The murder of George Floyd, and its clearly non-anomalous nature, tooth-picked open the eyes of many white people to the depths of racism, of systematic intrusion of bigotry, and built in barriers to the life, liberty, and pursuit of happiness for vast sets of people of color in the U.S. population. One place the need for re-education in places high and low was evident in the commitment to “deepening my understanding of systemic racism” from Bill Gates. He was explaining his choice for the book at the top of list of 2020 reading: The New Jim Crow. Multiple integrative health and medicine organizations responded to Floyd’s murder with their own statements of solidarity, and of commitment. I reported these just 10 days after Floyd’s death on June 7 (8 organizations) then a second set on June 28 (13 more). As my own commitment, I closed the latter with a promise to check in with these organizations 6 months later to see how they have acted on their commitments. Here is the report-back to the community.
Caught up in a movement, one likes to assign causality to explain advances. A pressure applied in one place brings movement in the other. The set of collaborating entities manage to get to a policy table and push something positive through. A story begins to accumulate. Yet a close reading finds also influences of what that ancients might have called fate. The New Age may associate these with intention. I enjoy thinking of these as serendipity. I have accumulated a few favorites for the integrative health and medicine field. They begin with the circumstance of my own connection. None is more striking than that which I encountered in a new publication on the influential Wilk vs. the AMA trial that muzzled the AMA’s worst bigotry toward non-pharma approaches. It turns out that L Ron Hubbard, the founder of Scientology, may be credited with opening the integrative era.

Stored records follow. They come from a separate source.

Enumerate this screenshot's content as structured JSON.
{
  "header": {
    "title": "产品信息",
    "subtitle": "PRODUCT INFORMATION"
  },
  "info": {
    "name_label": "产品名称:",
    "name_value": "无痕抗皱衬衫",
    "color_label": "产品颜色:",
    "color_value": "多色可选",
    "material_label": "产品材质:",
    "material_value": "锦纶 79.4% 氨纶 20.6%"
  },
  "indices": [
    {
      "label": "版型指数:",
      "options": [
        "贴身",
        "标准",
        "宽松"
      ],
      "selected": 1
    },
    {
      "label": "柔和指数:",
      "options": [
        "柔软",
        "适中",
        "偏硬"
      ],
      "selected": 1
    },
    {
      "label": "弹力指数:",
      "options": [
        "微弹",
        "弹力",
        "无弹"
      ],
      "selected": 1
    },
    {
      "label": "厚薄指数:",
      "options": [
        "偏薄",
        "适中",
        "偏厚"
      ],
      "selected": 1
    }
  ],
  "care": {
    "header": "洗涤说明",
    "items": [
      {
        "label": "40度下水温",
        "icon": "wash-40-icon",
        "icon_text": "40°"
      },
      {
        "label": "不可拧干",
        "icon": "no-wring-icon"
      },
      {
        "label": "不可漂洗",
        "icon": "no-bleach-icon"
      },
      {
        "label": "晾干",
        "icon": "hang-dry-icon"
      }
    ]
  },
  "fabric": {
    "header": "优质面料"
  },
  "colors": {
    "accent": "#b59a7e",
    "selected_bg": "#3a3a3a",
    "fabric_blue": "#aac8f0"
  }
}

In late September, the Academy of Integrative Health and Medicine (AIHM) sent out a notice to its list to celebrate the 80th birthday of perhaps its most honored male elder, Bill Manahan, MD. Manahan’s story dates back to a founding membership meeting of a predecessor to the AIHM, the American Holistic Medical Association (AHMA), 40 years ago. One of Manahan’s most powerful areas of impact is an AIHM priority: sewing interprofessional respect. He’s worked to pry open the MD guild – which proved necessary even in the MDs’ “holistic” form. Manahan has been a mentor to countless practitioners and other functionaries in the holistic health and integrative medicine movement, including me. I thought his birthday was a good excuse to re-connect and explore a couple pieces of his rich history in the field – specifically the inter-professional work and the remarkable Minnesota group he has managed for 40 years.